With a 1-1 count on Brian Anderson [11], Diaz spiked a slider into the dirt and came off the mound a little gimpily. The trainer and Rojas came out, Diaz argued to stay in the game, trainer and Rojas correctly noted that he’d done enough, and he departed with some injury for which I haven’t yet seen a diagnosis, and the nature of which I honestly couldn’t give a shit about.

In 40-odd years as a baseball fan I have (mostly) learned to be reasonable and understand that everyone is trying, injuries and simple buzzard’s luck can affect outcomes, and one should never reach moral conclusions based on the outcome of anything so maddingly fickle as hurled balls and swung bats and lunging gloves.
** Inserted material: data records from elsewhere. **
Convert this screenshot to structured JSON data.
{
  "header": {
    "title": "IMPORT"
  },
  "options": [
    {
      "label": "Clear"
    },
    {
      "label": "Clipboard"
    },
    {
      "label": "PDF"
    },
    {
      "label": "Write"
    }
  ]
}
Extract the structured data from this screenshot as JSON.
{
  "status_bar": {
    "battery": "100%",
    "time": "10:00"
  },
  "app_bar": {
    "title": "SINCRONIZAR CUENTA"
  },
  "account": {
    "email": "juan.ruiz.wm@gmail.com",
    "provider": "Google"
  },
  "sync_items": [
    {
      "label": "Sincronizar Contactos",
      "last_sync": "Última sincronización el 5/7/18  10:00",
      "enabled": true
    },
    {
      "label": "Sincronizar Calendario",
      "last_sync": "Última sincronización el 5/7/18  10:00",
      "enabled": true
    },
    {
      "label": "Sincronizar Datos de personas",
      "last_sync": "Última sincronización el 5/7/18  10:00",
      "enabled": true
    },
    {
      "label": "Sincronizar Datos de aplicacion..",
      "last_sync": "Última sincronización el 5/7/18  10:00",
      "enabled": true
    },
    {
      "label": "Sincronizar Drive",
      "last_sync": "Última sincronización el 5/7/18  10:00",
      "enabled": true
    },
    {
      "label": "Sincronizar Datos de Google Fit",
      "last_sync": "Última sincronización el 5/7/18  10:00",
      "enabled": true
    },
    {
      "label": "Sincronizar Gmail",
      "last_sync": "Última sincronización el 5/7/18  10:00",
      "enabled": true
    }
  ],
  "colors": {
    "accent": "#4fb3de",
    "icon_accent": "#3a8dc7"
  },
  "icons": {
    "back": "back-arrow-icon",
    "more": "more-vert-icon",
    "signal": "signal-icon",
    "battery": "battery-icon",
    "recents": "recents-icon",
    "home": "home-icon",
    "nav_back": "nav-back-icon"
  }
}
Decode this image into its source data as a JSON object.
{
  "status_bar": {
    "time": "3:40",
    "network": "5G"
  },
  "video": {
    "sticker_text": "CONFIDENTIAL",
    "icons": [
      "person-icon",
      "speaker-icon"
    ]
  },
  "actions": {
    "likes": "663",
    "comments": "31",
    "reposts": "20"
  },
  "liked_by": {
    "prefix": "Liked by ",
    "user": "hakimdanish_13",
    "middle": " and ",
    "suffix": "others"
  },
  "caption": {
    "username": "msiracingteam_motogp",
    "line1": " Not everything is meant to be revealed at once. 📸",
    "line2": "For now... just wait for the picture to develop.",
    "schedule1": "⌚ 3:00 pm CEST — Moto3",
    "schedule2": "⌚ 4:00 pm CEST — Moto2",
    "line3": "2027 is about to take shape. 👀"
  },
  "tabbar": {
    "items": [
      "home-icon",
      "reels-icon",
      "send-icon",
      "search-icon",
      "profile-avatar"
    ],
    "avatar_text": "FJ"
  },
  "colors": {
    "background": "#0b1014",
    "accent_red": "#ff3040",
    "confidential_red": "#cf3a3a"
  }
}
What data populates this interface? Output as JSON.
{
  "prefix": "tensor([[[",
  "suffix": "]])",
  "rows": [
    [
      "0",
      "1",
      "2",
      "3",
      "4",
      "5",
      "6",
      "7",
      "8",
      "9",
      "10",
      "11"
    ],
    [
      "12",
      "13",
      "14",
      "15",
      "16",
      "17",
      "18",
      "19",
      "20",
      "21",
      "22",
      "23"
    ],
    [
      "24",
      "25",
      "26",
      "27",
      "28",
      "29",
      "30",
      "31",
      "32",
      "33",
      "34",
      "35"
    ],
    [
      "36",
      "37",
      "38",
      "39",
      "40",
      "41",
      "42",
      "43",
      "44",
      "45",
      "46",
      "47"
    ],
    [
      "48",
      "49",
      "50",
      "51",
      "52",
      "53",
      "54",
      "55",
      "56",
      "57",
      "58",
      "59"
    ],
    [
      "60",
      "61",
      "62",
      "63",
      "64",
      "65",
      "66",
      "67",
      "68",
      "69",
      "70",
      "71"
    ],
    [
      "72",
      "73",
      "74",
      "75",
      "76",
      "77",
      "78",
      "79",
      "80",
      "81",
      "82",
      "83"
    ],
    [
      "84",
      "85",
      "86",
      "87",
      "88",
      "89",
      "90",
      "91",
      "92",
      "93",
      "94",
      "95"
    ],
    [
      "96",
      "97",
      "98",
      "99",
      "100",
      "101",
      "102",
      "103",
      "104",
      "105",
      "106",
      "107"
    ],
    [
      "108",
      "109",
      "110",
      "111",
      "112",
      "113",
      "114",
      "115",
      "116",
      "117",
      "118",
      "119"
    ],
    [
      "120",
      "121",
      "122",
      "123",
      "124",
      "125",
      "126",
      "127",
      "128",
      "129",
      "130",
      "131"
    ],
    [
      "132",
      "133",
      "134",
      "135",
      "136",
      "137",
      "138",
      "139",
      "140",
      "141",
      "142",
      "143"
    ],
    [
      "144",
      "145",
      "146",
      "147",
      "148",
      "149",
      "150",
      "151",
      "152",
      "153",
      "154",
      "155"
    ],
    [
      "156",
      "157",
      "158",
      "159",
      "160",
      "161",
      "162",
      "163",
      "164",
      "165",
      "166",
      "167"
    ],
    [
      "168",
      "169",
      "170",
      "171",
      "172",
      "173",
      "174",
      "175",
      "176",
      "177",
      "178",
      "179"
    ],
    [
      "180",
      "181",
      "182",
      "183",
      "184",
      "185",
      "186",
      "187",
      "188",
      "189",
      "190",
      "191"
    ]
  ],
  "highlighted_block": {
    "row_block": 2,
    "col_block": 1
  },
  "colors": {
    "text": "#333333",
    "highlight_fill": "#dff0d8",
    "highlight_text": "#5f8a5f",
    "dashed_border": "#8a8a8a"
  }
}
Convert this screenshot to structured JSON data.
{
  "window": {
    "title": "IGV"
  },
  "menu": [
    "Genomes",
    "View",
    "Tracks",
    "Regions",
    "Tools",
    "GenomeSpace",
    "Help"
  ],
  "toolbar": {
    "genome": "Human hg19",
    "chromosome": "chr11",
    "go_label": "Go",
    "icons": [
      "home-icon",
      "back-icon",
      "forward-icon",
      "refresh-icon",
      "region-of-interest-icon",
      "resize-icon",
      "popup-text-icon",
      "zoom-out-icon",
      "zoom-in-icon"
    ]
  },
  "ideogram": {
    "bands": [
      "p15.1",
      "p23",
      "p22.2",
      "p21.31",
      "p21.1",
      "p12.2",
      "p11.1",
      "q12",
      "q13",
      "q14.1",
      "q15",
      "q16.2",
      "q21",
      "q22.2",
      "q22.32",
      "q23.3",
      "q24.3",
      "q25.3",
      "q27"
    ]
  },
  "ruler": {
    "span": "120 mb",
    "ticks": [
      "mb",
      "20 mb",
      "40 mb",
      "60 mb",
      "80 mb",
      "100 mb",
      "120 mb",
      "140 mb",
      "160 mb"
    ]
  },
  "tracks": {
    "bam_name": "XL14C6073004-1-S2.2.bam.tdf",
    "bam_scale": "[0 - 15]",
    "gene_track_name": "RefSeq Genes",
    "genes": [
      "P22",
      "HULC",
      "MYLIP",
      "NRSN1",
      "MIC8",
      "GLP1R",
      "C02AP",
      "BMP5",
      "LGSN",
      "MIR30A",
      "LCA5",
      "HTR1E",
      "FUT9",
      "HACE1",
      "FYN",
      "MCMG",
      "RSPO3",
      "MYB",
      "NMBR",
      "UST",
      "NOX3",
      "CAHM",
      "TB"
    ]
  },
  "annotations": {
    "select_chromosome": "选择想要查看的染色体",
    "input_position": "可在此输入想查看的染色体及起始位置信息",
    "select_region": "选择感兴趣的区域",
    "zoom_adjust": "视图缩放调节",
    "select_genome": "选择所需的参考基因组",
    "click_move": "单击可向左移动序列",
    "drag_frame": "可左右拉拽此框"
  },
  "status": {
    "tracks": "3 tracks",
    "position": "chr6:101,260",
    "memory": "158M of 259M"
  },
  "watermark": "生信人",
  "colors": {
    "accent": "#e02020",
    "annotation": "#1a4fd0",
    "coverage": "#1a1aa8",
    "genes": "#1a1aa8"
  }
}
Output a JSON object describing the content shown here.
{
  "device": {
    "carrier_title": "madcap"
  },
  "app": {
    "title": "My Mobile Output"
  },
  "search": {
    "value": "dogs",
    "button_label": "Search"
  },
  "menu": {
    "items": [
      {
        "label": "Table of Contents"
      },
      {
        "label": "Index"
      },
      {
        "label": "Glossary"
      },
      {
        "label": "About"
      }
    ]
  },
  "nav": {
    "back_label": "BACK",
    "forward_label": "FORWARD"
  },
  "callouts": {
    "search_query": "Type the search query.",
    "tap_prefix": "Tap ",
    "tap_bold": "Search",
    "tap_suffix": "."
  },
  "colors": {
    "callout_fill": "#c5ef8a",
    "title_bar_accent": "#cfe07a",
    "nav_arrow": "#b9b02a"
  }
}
But eventually even the most rational fan has had enough, and I have had enough of Edwin Diaz. The ground is salted. He should become someone else’s problem to fix, or no one’s problem, and I do not particularly care which. Diagnose him with inability to pitch and put him on the 45,000-day IL. Edwino delenda est.

Poor Brad Brach [12] inherited Diaz’s 2-1 count and threw two more balls, walking in yet another run. The walk and the blown save go on Diaz’s ledger, and in this one case baseball’s quirky rules are inarguably fair. Another deGrom masterpiece had been covered in fingerpaint and crayon, and I huffily folded my arms and waited for the rest of the disaster.

Which somehow didn’t come. Robinson Cano [13] singled, Billy Hamilton [14] replaced him, Wilson Ramos [15] singled Hamilton in, Brach went back out there and got three outs, though one of them came when Jonathan Villar [16] — who’s an excellent player except when the Mets are involved — slid head-first into McNeil’s foot instead of second base. He was called safe, but a crew-chief review showed he was out, since opponents’ shoes only count as bases on alternate Sundays under 2020’s let’s-all-shrug-and-do-shit COVID rules. It was kind of bullshit, the sort of injustice that one would have just grumbled mildly about in the pre-replay era, but I was willing to take it, and a couple of minutes later Miguel Rojas [17] hit an initially scarily trajectoried but ultimately harmless fly ball and the Mets had somehow won [18].

The Mets had somehow won, but it sure didn’t feel like they had. Certainly they hadn’t deserved to. I still felt like booing.

The best thing to do, probably, is draw a curtain across this one and never think of it again. It didn’t make any sense, and your insisting it should have won’t make any difference. It’s just baseball, it’ll drive you crazy if you let it, and 2020’s already got that more than covered.